Record extracts:
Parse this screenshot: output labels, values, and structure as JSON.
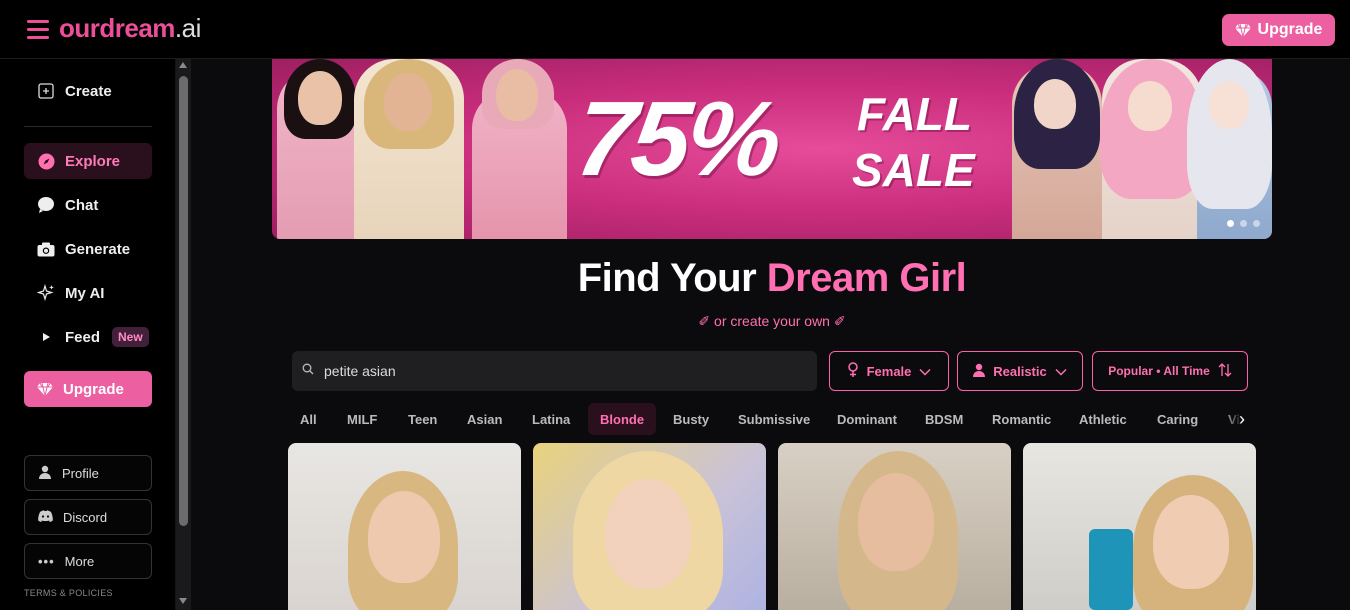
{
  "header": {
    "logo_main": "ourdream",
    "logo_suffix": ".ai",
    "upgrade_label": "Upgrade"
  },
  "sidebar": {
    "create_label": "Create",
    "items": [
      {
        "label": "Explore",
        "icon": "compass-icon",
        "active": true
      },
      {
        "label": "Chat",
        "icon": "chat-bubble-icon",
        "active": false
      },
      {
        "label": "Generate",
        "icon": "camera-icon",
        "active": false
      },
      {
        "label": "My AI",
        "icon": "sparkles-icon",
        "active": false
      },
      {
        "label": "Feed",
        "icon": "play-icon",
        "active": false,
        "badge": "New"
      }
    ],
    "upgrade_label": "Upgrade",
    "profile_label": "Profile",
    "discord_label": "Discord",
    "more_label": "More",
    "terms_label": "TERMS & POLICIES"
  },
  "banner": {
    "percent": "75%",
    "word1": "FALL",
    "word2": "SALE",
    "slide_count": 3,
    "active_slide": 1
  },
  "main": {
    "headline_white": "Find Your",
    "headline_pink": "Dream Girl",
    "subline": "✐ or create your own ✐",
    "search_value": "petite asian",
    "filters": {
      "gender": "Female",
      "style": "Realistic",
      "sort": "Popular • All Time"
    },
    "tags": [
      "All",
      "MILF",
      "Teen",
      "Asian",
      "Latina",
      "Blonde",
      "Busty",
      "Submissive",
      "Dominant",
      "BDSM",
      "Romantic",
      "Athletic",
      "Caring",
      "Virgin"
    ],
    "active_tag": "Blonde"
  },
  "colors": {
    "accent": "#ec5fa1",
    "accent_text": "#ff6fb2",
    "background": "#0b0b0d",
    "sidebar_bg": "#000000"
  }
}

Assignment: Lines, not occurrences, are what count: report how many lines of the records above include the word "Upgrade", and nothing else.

Output for this task: 2